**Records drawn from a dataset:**
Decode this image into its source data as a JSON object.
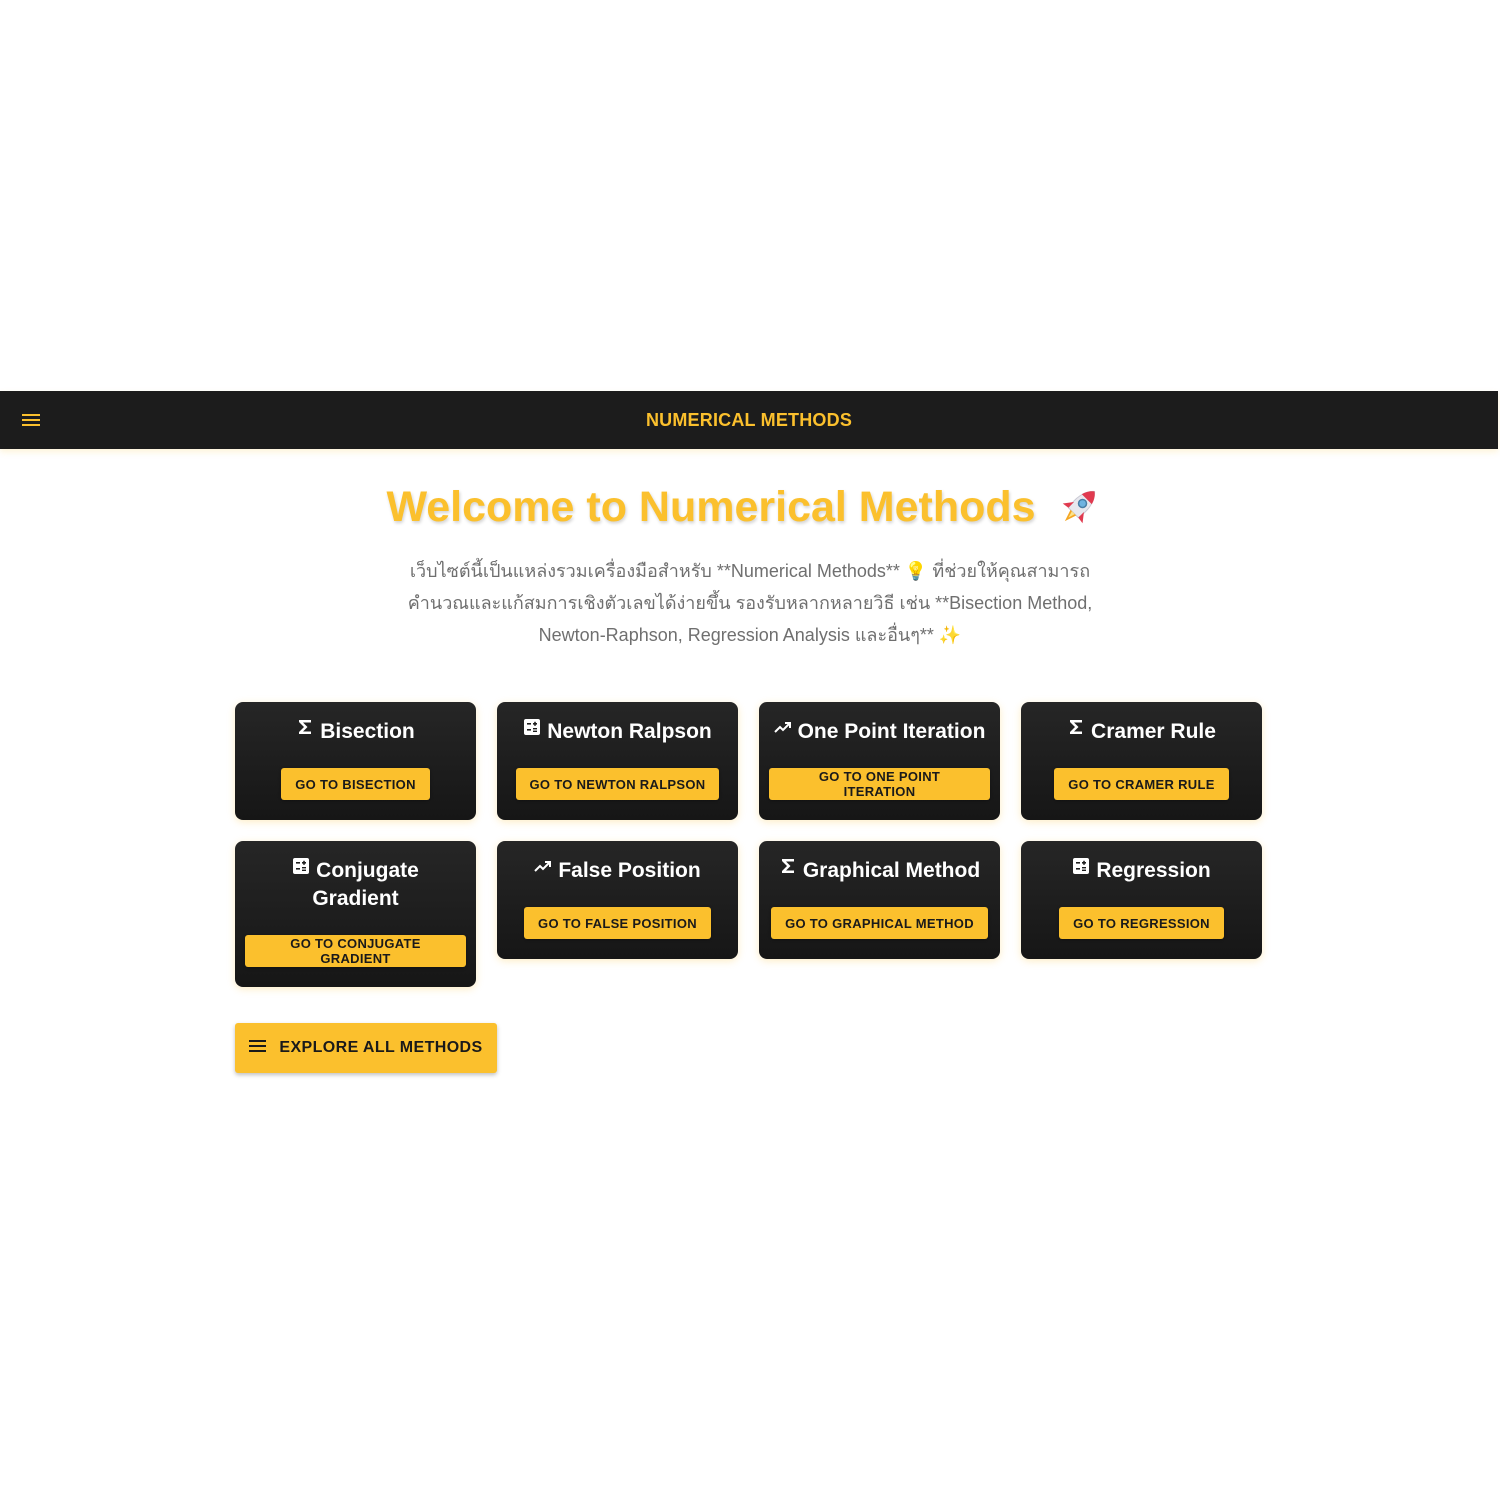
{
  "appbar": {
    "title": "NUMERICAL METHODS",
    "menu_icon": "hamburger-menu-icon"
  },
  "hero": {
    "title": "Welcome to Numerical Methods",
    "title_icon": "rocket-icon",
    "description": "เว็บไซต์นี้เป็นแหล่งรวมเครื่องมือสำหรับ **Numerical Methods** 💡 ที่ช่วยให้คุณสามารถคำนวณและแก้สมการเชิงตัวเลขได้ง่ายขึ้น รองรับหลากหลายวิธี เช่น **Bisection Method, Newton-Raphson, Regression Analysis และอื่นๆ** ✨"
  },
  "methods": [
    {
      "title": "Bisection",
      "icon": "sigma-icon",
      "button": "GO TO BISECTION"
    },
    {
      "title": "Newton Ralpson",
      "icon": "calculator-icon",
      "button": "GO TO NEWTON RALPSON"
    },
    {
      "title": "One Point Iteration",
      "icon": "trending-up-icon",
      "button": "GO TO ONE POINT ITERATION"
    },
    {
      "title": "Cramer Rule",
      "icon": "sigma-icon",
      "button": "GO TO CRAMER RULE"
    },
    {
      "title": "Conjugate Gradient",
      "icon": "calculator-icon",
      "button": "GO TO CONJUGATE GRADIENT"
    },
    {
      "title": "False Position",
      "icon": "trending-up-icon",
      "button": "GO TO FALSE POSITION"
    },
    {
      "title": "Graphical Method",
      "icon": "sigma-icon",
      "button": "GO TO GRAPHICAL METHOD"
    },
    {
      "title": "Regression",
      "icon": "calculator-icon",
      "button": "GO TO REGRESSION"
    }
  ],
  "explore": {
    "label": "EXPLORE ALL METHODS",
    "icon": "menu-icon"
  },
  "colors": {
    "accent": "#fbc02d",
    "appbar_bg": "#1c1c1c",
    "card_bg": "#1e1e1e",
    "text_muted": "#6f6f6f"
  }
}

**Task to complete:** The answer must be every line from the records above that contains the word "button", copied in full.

**Answer below:**
      "button": "GO TO BISECTION"
      "button": "GO TO NEWTON RALPSON"
      "button": "GO TO ONE POINT ITERATION"
      "button": "GO TO CRAMER RULE"
      "button": "GO TO CONJUGATE GRADIENT"
      "button": "GO TO FALSE POSITION"
      "button": "GO TO GRAPHICAL METHOD"
      "button": "GO TO REGRESSION"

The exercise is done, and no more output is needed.